**Work instructions**:
An exact copy of all the data is needed, with every picture left out.

**Records shown**:
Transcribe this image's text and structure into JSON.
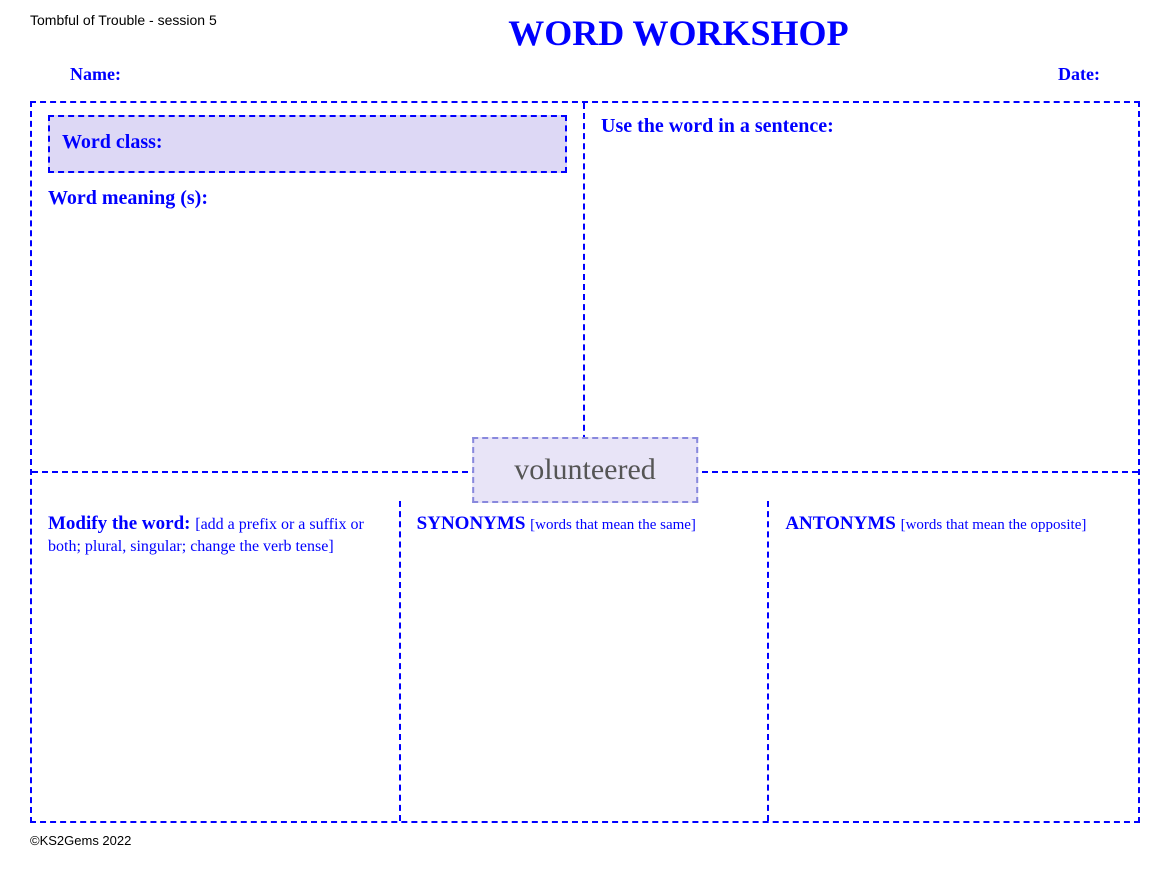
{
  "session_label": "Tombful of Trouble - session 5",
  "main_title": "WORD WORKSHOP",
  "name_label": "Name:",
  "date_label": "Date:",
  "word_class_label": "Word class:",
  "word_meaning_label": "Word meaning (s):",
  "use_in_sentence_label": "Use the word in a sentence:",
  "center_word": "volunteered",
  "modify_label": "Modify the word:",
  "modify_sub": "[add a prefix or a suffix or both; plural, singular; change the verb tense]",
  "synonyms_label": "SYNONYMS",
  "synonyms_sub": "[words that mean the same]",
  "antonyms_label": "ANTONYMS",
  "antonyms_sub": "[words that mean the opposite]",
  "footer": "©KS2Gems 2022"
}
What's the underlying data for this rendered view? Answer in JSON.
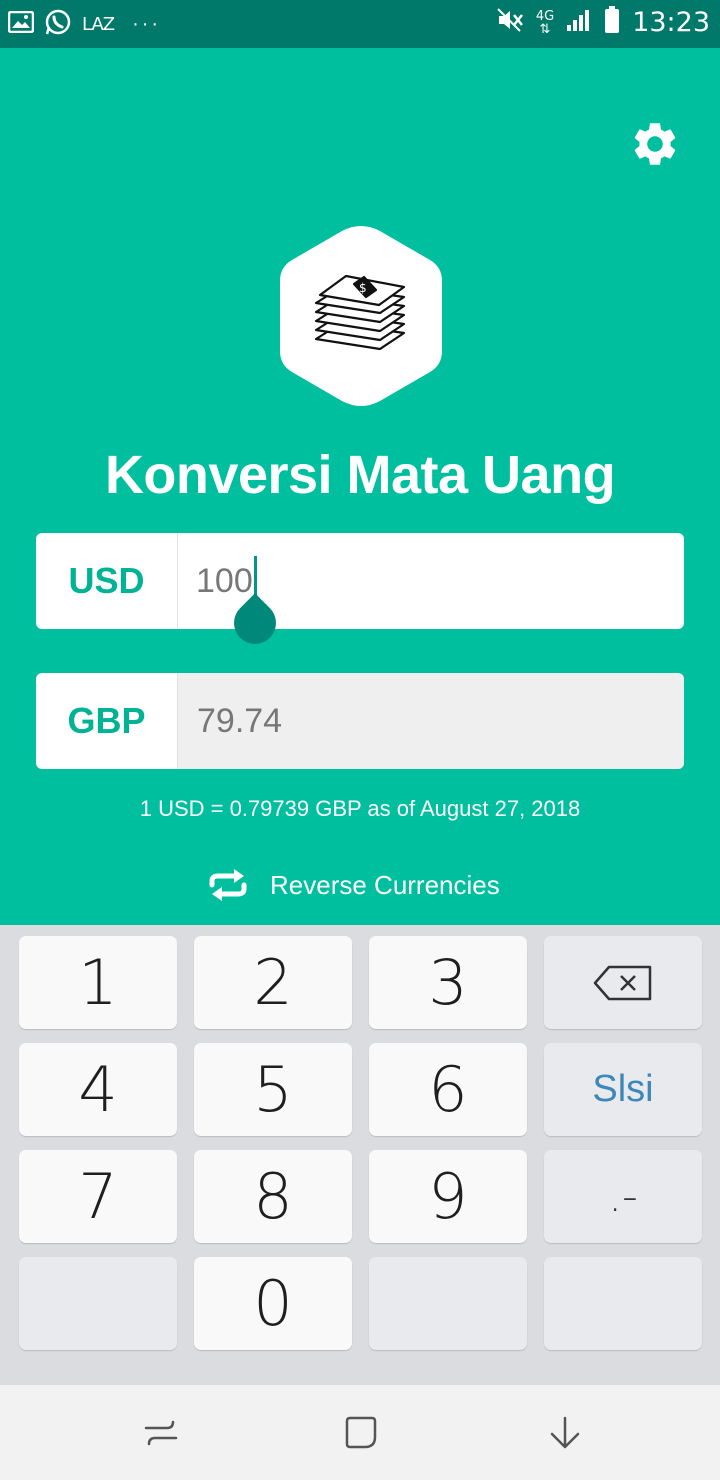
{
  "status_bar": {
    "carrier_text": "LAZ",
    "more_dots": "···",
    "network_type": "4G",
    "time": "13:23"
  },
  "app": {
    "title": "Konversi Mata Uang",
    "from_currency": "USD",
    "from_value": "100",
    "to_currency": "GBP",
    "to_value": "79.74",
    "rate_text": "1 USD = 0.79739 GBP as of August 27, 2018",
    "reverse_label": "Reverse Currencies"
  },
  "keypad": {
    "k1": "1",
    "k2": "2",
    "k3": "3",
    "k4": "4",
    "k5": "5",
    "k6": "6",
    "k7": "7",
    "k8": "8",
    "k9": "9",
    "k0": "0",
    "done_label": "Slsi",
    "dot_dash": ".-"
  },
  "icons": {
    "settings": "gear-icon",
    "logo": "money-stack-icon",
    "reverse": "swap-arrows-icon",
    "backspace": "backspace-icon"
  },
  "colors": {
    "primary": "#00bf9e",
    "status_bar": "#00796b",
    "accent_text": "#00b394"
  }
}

**Answer for this exercise**:
Transcribe this image's text and structure into JSON.
{
  "session_label": "Tombful of Trouble - session 5",
  "main_title": "WORD WORKSHOP",
  "name_label": "Name:",
  "date_label": "Date:",
  "word_class_label": "Word class:",
  "word_meaning_label": "Word meaning (s):",
  "use_in_sentence_label": "Use the word in a sentence:",
  "center_word": "volunteered",
  "modify_label": "Modify the word:",
  "modify_sub": "[add a prefix or a suffix or both; plural, singular; change the verb tense]",
  "synonyms_label": "SYNONYMS",
  "synonyms_sub": "[words that mean the same]",
  "antonyms_label": "ANTONYMS",
  "antonyms_sub": "[words that mean the opposite]",
  "footer": "©KS2Gems 2022"
}
What's the underlying data for this rendered view? Answer in JSON.
{
  "status_bar": {
    "carrier_text": "LAZ",
    "more_dots": "···",
    "network_type": "4G",
    "time": "13:23"
  },
  "app": {
    "title": "Konversi Mata Uang",
    "from_currency": "USD",
    "from_value": "100",
    "to_currency": "GBP",
    "to_value": "79.74",
    "rate_text": "1 USD = 0.79739 GBP as of August 27, 2018",
    "reverse_label": "Reverse Currencies"
  },
  "keypad": {
    "k1": "1",
    "k2": "2",
    "k3": "3",
    "k4": "4",
    "k5": "5",
    "k6": "6",
    "k7": "7",
    "k8": "8",
    "k9": "9",
    "k0": "0",
    "done_label": "Slsi",
    "dot_dash": ".-"
  },
  "icons": {
    "settings": "gear-icon",
    "logo": "money-stack-icon",
    "reverse": "swap-arrows-icon",
    "backspace": "backspace-icon"
  },
  "colors": {
    "primary": "#00bf9e",
    "status_bar": "#00796b",
    "accent_text": "#00b394"
  }
}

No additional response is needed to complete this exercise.